Indonesian officials discovered the pangolins on Tuesday in a raid on a fishing boat off the east coast of Sumatra island.
Indonesian officials discovered the pangolins on Tuesday in a raid on a fishing boat off the east coast of Sumatra island.PHOTO: AFP

PEKANBARU (AFP) - Indonesian authorities have seized more than 100 pangolins, all of them alive, an official said Wednesday (Oct 25), a haul of the critically endangered species that conservationists estimate to be worth about US$1.5 million.

Indonesian officials discovered the pangolins on Tuesday in a raid on a fishing boat off the east coast of Sumatra island, the navy said in a press statement.

Authorities were tipped off by local residents who said men were attempting to smuggle the scaly mammals to Malaysia.

Pangolins - docile animals with a thick armour - are indigenous to parts of Southeast Asia and Africa and are the world's most trafficked mammal.

Two men, aged 22 and 25, were arrested after they confessed they were paid money to transport the pangolins to Malaysia.

If found guilty the suspects could face maximum five years in prison or a Rp 100 million (S$10,035) fine for violating Indonesia's conservation law.

"We received 101 live pangolins seized by the navy yesterday (Tuesday) but four of them later died," said the head of a local conservation agency.

The seized pangolins will be released in the nearest national park, said Mahfudz, who like many Indonesians goes by one name.

Dwi Adhiasto, from the Wildlife Conservation Society (WCS), which works with Indonesian authorities to halt wildlife crime, said the shipment was worth about US$25,000 wholesale, but could fetch as much as US$1.5 million when sold internationally.

In June, naval officers discovered 223 live pangolins, 24 of which were already dead, as well as nine large bags of pangolin scales in a warehouse near Medan, North Sumatra.

Pangolin meat is considered a delicacy in China and their scales are sometimes used in the production of crystal methamphetamine.

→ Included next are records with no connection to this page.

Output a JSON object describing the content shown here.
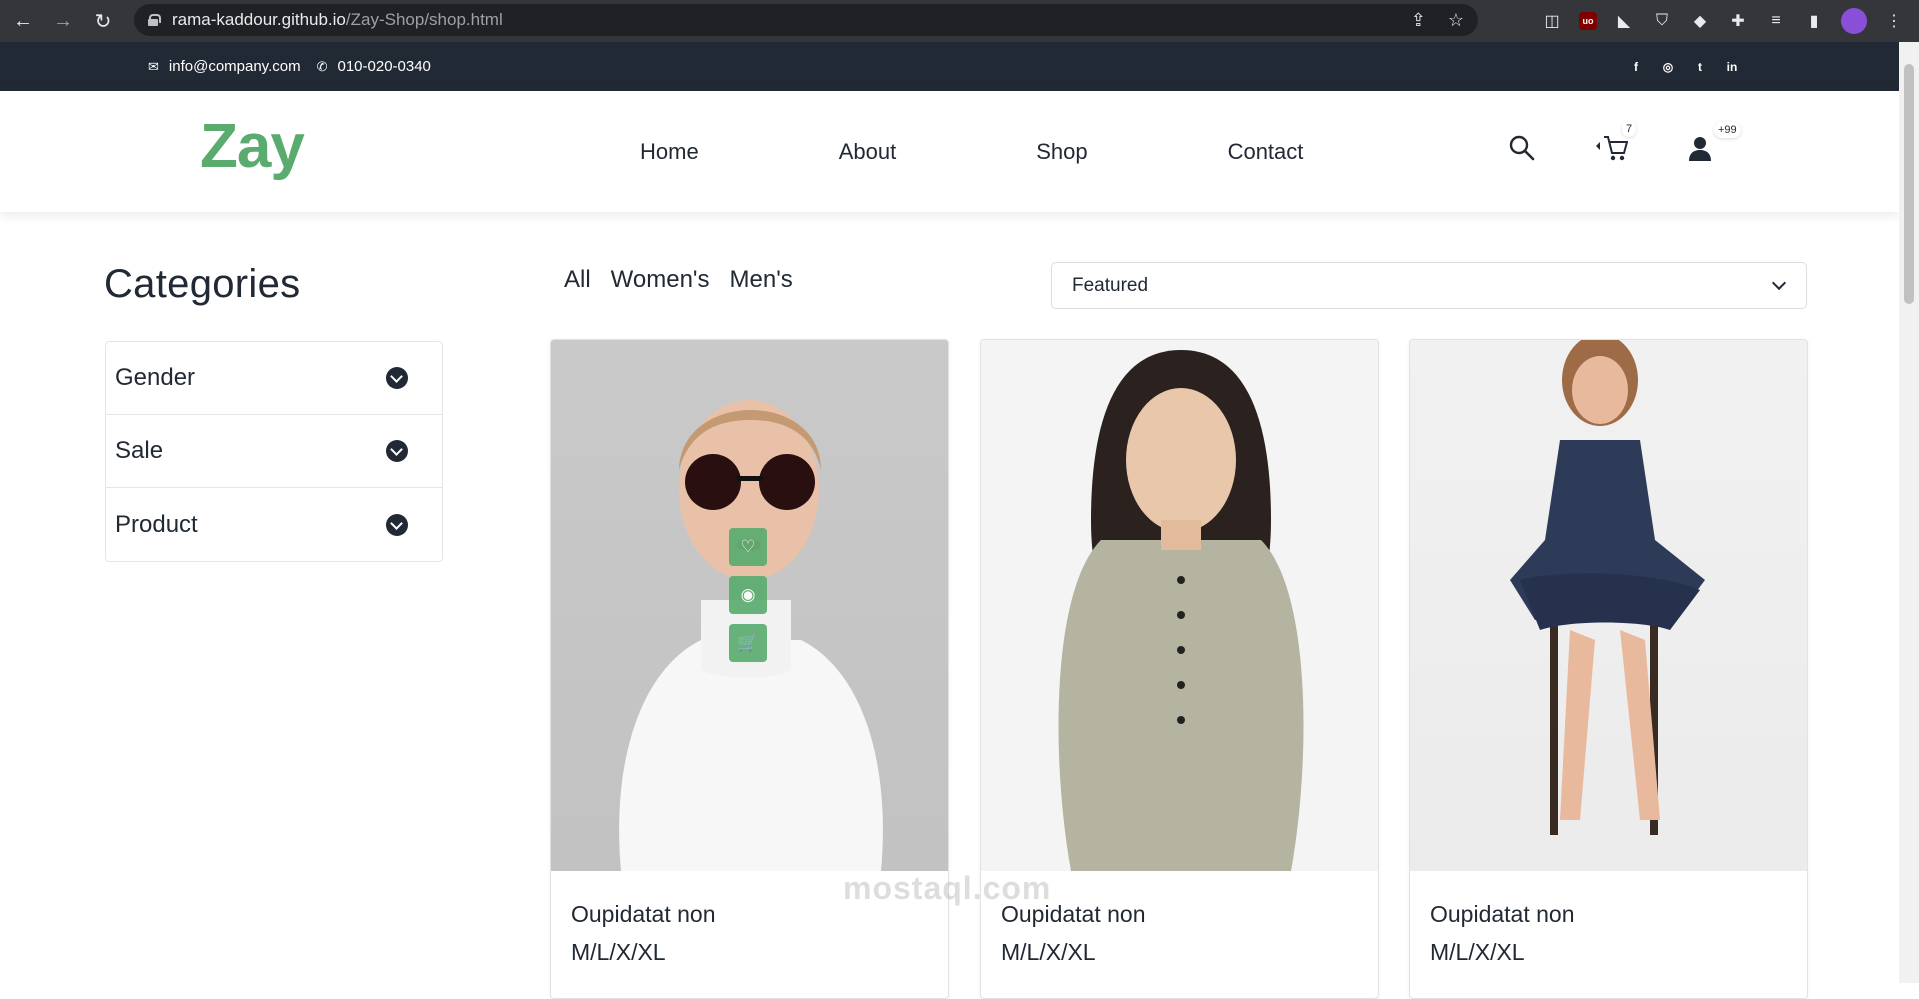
{
  "browser": {
    "url_host": "rama-kaddour.github.io",
    "url_path": "/Zay-Shop/shop.html"
  },
  "topbar": {
    "email": "info@company.com",
    "phone": "010-020-0340",
    "socials": [
      "f",
      "◎",
      "t",
      "in"
    ]
  },
  "header": {
    "logo": "Zay",
    "nav": [
      "Home",
      "About",
      "Shop",
      "Contact"
    ],
    "cart_count": "7",
    "user_count": "+99"
  },
  "sidebar": {
    "title": "Categories",
    "items": [
      {
        "label": "Gender"
      },
      {
        "label": "Sale"
      },
      {
        "label": "Product"
      }
    ]
  },
  "filters": {
    "tabs": [
      "All",
      "Women's",
      "Men's"
    ],
    "sort_selected": "Featured"
  },
  "products": [
    {
      "name": "Oupidatat non",
      "sizes": "M/L/X/XL"
    },
    {
      "name": "Oupidatat non",
      "sizes": "M/L/X/XL"
    },
    {
      "name": "Oupidatat non",
      "sizes": "M/L/X/XL"
    }
  ],
  "watermark": "mostaql.com",
  "colors": {
    "accent": "#59ab6e",
    "dark": "#212934"
  }
}
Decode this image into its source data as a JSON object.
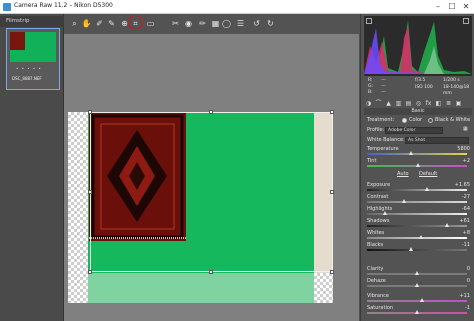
{
  "window": {
    "title": "Camera Raw 11.2  –  Nikon D5300",
    "min": "–",
    "max": "☐",
    "close": "✕"
  },
  "toolbar": {
    "tools": [
      "zoom-icon",
      "hand-icon",
      "white-balance-icon",
      "color-sampler-icon",
      "targeted-adjust-icon",
      "crop-icon",
      "straighten-icon",
      "spot-removal-icon",
      "red-eye-icon",
      "adjustment-brush-icon",
      "graduated-filter-icon",
      "radial-filter-icon",
      "preferences-icon",
      "rotate-left-icon",
      "rotate-right-icon"
    ],
    "selected_tool": "crop-icon"
  },
  "filmstrip": {
    "header": "Filmstrip",
    "thumb_name": "DSC_8887.NEF",
    "stars": "• • • • •"
  },
  "histogram": {
    "r_label": "R:",
    "g_label": "G:",
    "b_label": "B:",
    "r_val": "---",
    "g_val": "---",
    "b_val": "---",
    "aperture": "f/3.5",
    "shutter": "1/200 s",
    "iso": "ISO 100",
    "lens": "18-140@18 mm"
  },
  "panel": {
    "section": "Basic",
    "treatment_label": "Treatment:",
    "treatment_color": "Color",
    "treatment_bw": "Black & White",
    "profile_label": "Profile:",
    "profile_value": "Adobe Color",
    "wb_label": "White Balance:",
    "wb_value": "As Shot",
    "temperature_label": "Temperature",
    "temperature_value": "5800",
    "tint_label": "Tint",
    "tint_value": "+2",
    "auto_label": "Auto",
    "default_label": "Default",
    "exposure_label": "Exposure",
    "exposure_value": "+1.65",
    "contrast_label": "Contrast",
    "contrast_value": "-27",
    "highlights_label": "Highlights",
    "highlights_value": "-64",
    "shadows_label": "Shadows",
    "shadows_value": "+61",
    "whites_label": "Whites",
    "whites_value": "+8",
    "blacks_label": "Blacks",
    "blacks_value": "-11",
    "clarity_label": "Clarity",
    "clarity_value": "0",
    "dehaze_label": "Dehaze",
    "dehaze_value": "0",
    "vibrance_label": "Vibrance",
    "vibrance_value": "+11",
    "saturation_label": "Saturation",
    "saturation_value": "-1"
  },
  "colors": {
    "accent": "#d0181a",
    "green_screen": "#16b85e",
    "rug_red": "#6b0f0b"
  }
}
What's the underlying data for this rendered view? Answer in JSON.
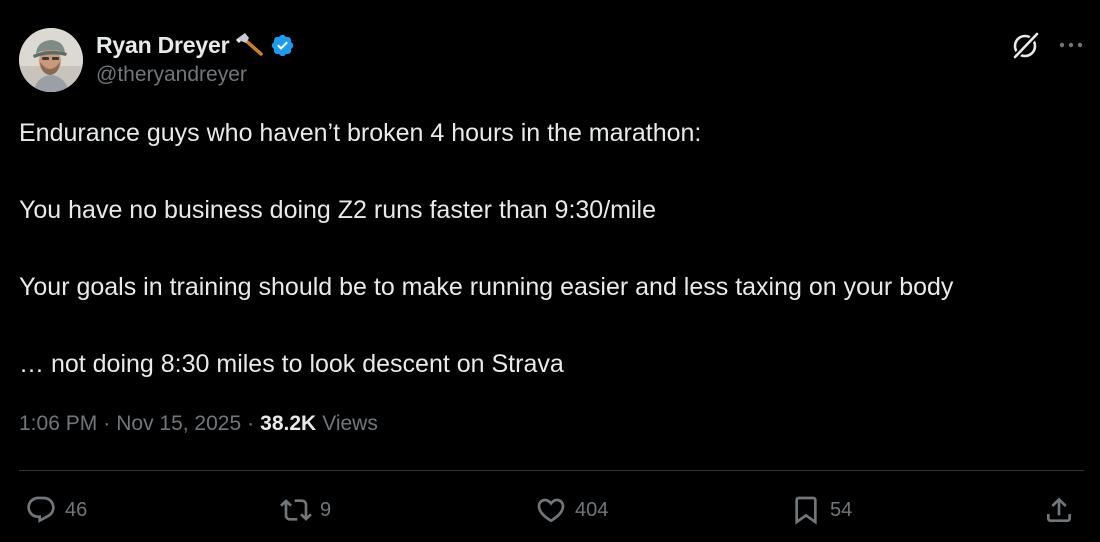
{
  "author": {
    "name": "Ryan Dreyer",
    "handle": "@theryandreyer",
    "emoji_icon": "axe-icon",
    "verified_icon": "verified-badge-icon"
  },
  "header_actions": {
    "grok_icon": "grok-icon",
    "more_icon": "more-dots-icon"
  },
  "tweet": {
    "lines": [
      "Endurance guys who haven’t broken 4 hours in the marathon:",
      "",
      "You have no business doing Z2 runs faster than 9:30/mile",
      "",
      "Your goals in training should be to make running easier and less taxing on your body",
      "",
      "… not doing 8:30 miles to look descent on Strava"
    ]
  },
  "meta": {
    "time": "1:06 PM",
    "separator": "·",
    "date": "Nov 15, 2025",
    "views_count": "38.2K",
    "views_label": "Views"
  },
  "actions": {
    "replies": "46",
    "reposts": "9",
    "likes": "404",
    "bookmarks": "54"
  },
  "colors": {
    "background": "#000000",
    "primary_text": "#e7e9ea",
    "secondary_text": "#71767b",
    "divider": "#2f3336",
    "verified": "#1d9bf0"
  }
}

Soaring demand for the reclusive creature has seen an estimated one million pangolins snatched from Asian and African forests over the past decade, sending their numbers to perilous lows.